Pull out every line in the data that has the string "image" in it.
(TASK INPUT Opens)
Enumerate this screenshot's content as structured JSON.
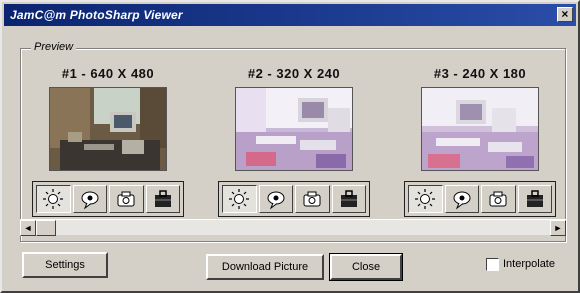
{
  "window": {
    "title": "JamC@m PhotoSharp Viewer",
    "close_glyph": "×"
  },
  "group": {
    "label": "Preview"
  },
  "previews": [
    {
      "label": "#1 - 640 X 480",
      "image": "photo-office-dark"
    },
    {
      "label": "#2 - 320 X 240",
      "image": "photo-office-bright"
    },
    {
      "label": "#3 - 240 X 180",
      "image": "photo-office-bright"
    }
  ],
  "toolbar_icons": [
    "sun-icon",
    "speech-bubble-icon",
    "camera-icon",
    "briefcase-icon"
  ],
  "scrollbar": {
    "left_arrow": "◄",
    "right_arrow": "►"
  },
  "buttons": {
    "settings": "Settings",
    "download": "Download Picture",
    "close": "Close"
  },
  "interpolate": {
    "label": "Interpolate",
    "checked": false
  }
}
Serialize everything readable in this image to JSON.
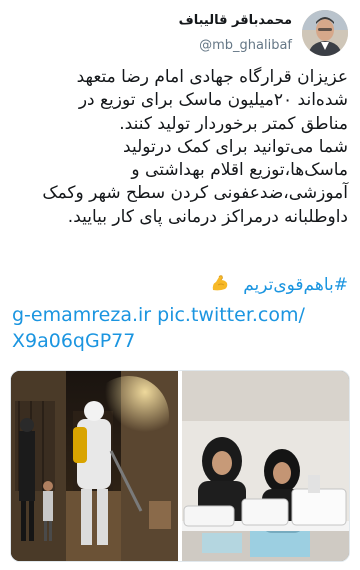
{
  "tweet": {
    "display_name": "محمدباقر قالیباف",
    "handle": "@mb_ghalibaf",
    "body_lines": [
      "عزیزان قرارگاه جهادی امام رضا متعهد",
      "شده‌اند ۲۰میلیون ماسک برای توزیع در",
      "مناطق کمتر برخوردار تولید کنند.",
      "شما می‌توانید برای کمک درتولید",
      "ماسک‌ها،توزیع اقلام بهداشتی و",
      "آموزشی،ضدعفونی کردن سطح شهر وکمک",
      "داوطلبانه درمراکز درمانی پای کار بیایید."
    ],
    "hashtag": "#باهم‌قوی‌تریم",
    "emoji_icon": "flexed-biceps-icon",
    "link_line_1": "g-emamreza.ir pic.twitter.com/",
    "link_line_2": "X9a06qGP77",
    "media": {
      "photo_left": "night-alley-disinfection-photo",
      "photo_right": "mask-sewing-workshop-photo"
    },
    "colors": {
      "link": "#1b95e0",
      "text": "#14171a",
      "secondary": "#657786"
    }
  }
}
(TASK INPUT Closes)
== ANSWER BOX ==
      "image": "photo-office-dark"
      "image": "photo-office-bright"
      "image": "photo-office-bright"
Serialize everything readable in this image to JSON.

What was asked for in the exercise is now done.